-- SUPPLIED DATA --
════════════════════

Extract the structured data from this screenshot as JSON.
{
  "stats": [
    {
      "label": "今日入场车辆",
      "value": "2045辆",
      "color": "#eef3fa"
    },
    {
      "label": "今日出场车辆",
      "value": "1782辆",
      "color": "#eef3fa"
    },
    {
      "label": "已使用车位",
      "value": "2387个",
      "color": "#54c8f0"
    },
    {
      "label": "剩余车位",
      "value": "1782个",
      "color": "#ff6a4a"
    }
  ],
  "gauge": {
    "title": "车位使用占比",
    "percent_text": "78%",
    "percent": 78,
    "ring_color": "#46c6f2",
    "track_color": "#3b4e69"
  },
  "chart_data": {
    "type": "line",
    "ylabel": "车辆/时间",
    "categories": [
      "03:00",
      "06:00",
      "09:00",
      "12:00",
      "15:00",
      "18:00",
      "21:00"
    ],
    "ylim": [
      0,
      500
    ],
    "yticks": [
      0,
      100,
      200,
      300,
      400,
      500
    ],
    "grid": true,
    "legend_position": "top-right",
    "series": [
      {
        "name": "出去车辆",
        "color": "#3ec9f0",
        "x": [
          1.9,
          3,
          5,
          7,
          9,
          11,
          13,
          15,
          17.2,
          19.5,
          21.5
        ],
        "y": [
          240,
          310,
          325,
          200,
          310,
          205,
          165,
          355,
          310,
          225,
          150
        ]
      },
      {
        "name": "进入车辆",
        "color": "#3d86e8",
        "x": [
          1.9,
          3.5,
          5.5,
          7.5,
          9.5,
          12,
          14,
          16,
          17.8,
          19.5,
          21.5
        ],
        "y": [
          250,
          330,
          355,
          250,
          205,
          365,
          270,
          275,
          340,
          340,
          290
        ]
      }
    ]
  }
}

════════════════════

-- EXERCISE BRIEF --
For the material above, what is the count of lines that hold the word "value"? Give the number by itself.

-- REPLY --
4